**TASK TO CARRY OUT:**
Extract every line below, verbatim.
───── THE DATA ─────
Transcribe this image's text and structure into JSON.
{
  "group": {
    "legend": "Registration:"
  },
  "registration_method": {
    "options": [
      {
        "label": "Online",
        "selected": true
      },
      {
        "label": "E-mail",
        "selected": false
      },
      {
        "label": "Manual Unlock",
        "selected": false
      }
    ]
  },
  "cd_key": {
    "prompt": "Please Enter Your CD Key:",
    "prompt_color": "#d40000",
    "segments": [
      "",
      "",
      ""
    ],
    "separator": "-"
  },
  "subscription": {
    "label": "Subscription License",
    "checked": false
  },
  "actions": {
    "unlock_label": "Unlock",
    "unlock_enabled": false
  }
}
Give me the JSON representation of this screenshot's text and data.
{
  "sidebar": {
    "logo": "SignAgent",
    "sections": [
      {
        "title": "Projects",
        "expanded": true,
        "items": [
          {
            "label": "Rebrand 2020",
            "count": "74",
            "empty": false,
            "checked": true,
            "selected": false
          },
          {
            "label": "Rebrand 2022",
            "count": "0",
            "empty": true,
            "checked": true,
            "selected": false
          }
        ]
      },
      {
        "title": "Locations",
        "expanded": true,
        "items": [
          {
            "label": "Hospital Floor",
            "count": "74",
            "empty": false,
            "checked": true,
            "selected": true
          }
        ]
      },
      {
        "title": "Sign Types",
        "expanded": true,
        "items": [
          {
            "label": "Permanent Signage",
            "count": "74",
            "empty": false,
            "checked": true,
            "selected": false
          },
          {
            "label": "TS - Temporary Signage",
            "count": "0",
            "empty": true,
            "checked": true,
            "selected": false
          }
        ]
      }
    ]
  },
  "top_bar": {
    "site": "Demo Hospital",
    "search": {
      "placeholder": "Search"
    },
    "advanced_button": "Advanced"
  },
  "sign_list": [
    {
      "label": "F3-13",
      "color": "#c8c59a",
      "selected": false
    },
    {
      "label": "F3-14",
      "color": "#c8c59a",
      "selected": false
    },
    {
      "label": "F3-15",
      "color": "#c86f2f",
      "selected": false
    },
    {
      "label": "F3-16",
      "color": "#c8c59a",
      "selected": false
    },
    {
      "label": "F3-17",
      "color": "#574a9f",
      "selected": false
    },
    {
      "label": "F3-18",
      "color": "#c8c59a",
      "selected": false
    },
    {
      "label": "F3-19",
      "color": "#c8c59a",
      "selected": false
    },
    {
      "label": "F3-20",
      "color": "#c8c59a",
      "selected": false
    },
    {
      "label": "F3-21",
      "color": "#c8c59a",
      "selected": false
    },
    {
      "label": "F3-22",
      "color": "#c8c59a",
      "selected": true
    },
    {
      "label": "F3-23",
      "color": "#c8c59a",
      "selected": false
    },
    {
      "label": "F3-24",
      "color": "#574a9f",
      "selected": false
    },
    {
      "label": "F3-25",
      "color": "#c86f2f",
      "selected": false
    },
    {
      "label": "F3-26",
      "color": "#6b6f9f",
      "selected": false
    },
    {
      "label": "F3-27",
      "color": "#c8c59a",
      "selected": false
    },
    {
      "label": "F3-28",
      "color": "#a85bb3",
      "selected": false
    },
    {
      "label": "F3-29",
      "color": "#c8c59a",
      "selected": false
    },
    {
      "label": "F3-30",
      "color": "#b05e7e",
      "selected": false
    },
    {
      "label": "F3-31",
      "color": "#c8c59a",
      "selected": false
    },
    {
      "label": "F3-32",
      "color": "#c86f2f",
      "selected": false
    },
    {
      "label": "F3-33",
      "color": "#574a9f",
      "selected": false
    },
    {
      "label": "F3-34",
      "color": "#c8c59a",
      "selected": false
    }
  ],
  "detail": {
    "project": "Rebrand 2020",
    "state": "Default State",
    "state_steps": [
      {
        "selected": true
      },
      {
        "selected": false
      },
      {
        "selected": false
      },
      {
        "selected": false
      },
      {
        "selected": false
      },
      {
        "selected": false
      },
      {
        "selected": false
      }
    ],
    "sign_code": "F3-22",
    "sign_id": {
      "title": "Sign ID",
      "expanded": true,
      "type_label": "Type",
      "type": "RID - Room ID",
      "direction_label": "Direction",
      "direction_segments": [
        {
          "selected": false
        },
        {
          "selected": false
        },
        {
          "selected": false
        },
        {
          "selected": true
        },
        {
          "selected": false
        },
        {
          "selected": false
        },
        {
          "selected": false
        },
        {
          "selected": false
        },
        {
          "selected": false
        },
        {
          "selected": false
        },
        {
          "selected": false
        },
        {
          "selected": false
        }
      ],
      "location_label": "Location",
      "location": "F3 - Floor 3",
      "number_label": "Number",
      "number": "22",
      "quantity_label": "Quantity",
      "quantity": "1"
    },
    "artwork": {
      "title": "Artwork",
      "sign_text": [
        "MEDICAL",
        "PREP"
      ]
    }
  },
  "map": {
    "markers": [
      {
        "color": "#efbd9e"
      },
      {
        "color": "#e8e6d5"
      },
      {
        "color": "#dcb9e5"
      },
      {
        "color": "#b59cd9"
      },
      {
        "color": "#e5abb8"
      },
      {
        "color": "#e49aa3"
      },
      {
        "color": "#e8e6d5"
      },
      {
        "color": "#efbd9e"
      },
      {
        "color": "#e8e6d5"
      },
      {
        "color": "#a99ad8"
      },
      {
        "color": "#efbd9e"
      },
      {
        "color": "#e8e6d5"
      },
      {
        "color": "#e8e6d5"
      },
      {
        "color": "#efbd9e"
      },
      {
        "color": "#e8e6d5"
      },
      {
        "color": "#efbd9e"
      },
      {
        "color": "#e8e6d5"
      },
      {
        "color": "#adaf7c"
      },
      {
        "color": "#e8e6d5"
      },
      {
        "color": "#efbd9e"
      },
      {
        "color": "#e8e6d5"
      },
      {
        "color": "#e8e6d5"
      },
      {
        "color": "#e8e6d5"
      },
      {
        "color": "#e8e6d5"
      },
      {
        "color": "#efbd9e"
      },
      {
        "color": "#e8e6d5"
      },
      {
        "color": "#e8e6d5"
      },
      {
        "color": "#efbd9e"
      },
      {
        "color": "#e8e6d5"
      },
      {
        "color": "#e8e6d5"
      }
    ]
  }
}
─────
**YOUR RESPONSE:**
Transcribe this image's text and structure into JSON.
{
  "group": {
    "legend": "Registration:"
  },
  "registration_method": {
    "options": [
      {
        "label": "Online",
        "selected": true
      },
      {
        "label": "E-mail",
        "selected": false
      },
      {
        "label": "Manual Unlock",
        "selected": false
      }
    ]
  },
  "cd_key": {
    "prompt": "Please Enter Your CD Key:",
    "prompt_color": "#d40000",
    "segments": [
      "",
      "",
      ""
    ],
    "separator": "-"
  },
  "subscription": {
    "label": "Subscription License",
    "checked": false
  },
  "actions": {
    "unlock_label": "Unlock",
    "unlock_enabled": false
  }
}
Give me the JSON representation of this screenshot's text and data.
{
  "sidebar": {
    "logo": "SignAgent",
    "sections": [
      {
        "title": "Projects",
        "expanded": true,
        "items": [
          {
            "label": "Rebrand 2020",
            "count": "74",
            "empty": false,
            "checked": true,
            "selected": false
          },
          {
            "label": "Rebrand 2022",
            "count": "0",
            "empty": true,
            "checked": true,
            "selected": false
          }
        ]
      },
      {
        "title": "Locations",
        "expanded": true,
        "items": [
          {
            "label": "Hospital Floor",
            "count": "74",
            "empty": false,
            "checked": true,
            "selected": true
          }
        ]
      },
      {
        "title": "Sign Types",
        "expanded": true,
        "items": [
          {
            "label": "Permanent Signage",
            "count": "74",
            "empty": false,
            "checked": true,
            "selected": false
          },
          {
            "label": "TS - Temporary Signage",
            "count": "0",
            "empty": true,
            "checked": true,
            "selected": false
          }
        ]
      }
    ]
  },
  "top_bar": {
    "site": "Demo Hospital",
    "search": {
      "placeholder": "Search"
    },
    "advanced_button": "Advanced"
  },
  "sign_list": [
    {
      "label": "F3-13",
      "color": "#c8c59a",
      "selected": false
    },
    {
      "label": "F3-14",
      "color": "#c8c59a",
      "selected": false
    },
    {
      "label": "F3-15",
      "color": "#c86f2f",
      "selected": false
    },
    {
      "label": "F3-16",
      "color": "#c8c59a",
      "selected": false
    },
    {
      "label": "F3-17",
      "color": "#574a9f",
      "selected": false
    },
    {
      "label": "F3-18",
      "color": "#c8c59a",
      "selected": false
    },
    {
      "label": "F3-19",
      "color": "#c8c59a",
      "selected": false
    },
    {
      "label": "F3-20",
      "color": "#c8c59a",
      "selected": false
    },
    {
      "label": "F3-21",
      "color": "#c8c59a",
      "selected": false
    },
    {
      "label": "F3-22",
      "color": "#c8c59a",
      "selected": true
    },
    {
      "label": "F3-23",
      "color": "#c8c59a",
      "selected": false
    },
    {
      "label": "F3-24",
      "color": "#574a9f",
      "selected": false
    },
    {
      "label": "F3-25",
      "color": "#c86f2f",
      "selected": false
    },
    {
      "label": "F3-26",
      "color": "#6b6f9f",
      "selected": false
    },
    {
      "label": "F3-27",
      "color": "#c8c59a",
      "selected": false
    },
    {
      "label": "F3-28",
      "color": "#a85bb3",
      "selected": false
    },
    {
      "label": "F3-29",
      "color": "#c8c59a",
      "selected": false
    },
    {
      "label": "F3-30",
      "color": "#b05e7e",
      "selected": false
    },
    {
      "label": "F3-31",
      "color": "#c8c59a",
      "selected": false
    },
    {
      "label": "F3-32",
      "color": "#c86f2f",
      "selected": false
    },
    {
      "label": "F3-33",
      "color": "#574a9f",
      "selected": false
    },
    {
      "label": "F3-34",
      "color": "#c8c59a",
      "selected": false
    }
  ],
  "detail": {
    "project": "Rebrand 2020",
    "state": "Default State",
    "state_steps": [
      {
        "selected": true
      },
      {
        "selected": false
      },
      {
        "selected": false
      },
      {
        "selected": false
      },
      {
        "selected": false
      },
      {
        "selected": false
      },
      {
        "selected": false
      }
    ],
    "sign_code": "F3-22",
    "sign_id": {
      "title": "Sign ID",
      "expanded": true,
      "type_label": "Type",
      "type": "RID - Room ID",
      "direction_label": "Direction",
      "direction_segments": [
        {
          "selected": false
        },
        {
          "selected": false
        },
        {
          "selected": false
        },
        {
          "selected": true
        },
        {
          "selected": false
        },
        {
          "selected": false
        },
        {
          "selected": false
        },
        {
          "selected": false
        },
        {
          "selected": false
        },
        {
          "selected": false
        },
        {
          "selected": false
        },
        {
          "selected": false
        }
      ],
      "location_label": "Location",
      "location": "F3 - Floor 3",
      "number_label": "Number",
      "number": "22",
      "quantity_label": "Quantity",
      "quantity": "1"
    },
    "artwork": {
      "title": "Artwork",
      "sign_text": [
        "MEDICAL",
        "PREP"
      ]
    }
  },
  "map": {
    "markers": [
      {
        "color": "#efbd9e"
      },
      {
        "color": "#e8e6d5"
      },
      {
        "color": "#dcb9e5"
      },
      {
        "color": "#b59cd9"
      },
      {
        "color": "#e5abb8"
      },
      {
        "color": "#e49aa3"
      },
      {
        "color": "#e8e6d5"
      },
      {
        "color": "#efbd9e"
      },
      {
        "color": "#e8e6d5"
      },
      {
        "color": "#a99ad8"
      },
      {
        "color": "#efbd9e"
      },
      {
        "color": "#e8e6d5"
      },
      {
        "color": "#e8e6d5"
      },
      {
        "color": "#efbd9e"
      },
      {
        "color": "#e8e6d5"
      },
      {
        "color": "#efbd9e"
      },
      {
        "color": "#e8e6d5"
      },
      {
        "color": "#adaf7c"
      },
      {
        "color": "#e8e6d5"
      },
      {
        "color": "#efbd9e"
      },
      {
        "color": "#e8e6d5"
      },
      {
        "color": "#e8e6d5"
      },
      {
        "color": "#e8e6d5"
      },
      {
        "color": "#e8e6d5"
      },
      {
        "color": "#efbd9e"
      },
      {
        "color": "#e8e6d5"
      },
      {
        "color": "#e8e6d5"
      },
      {
        "color": "#efbd9e"
      },
      {
        "color": "#e8e6d5"
      },
      {
        "color": "#e8e6d5"
      }
    ]
  }
}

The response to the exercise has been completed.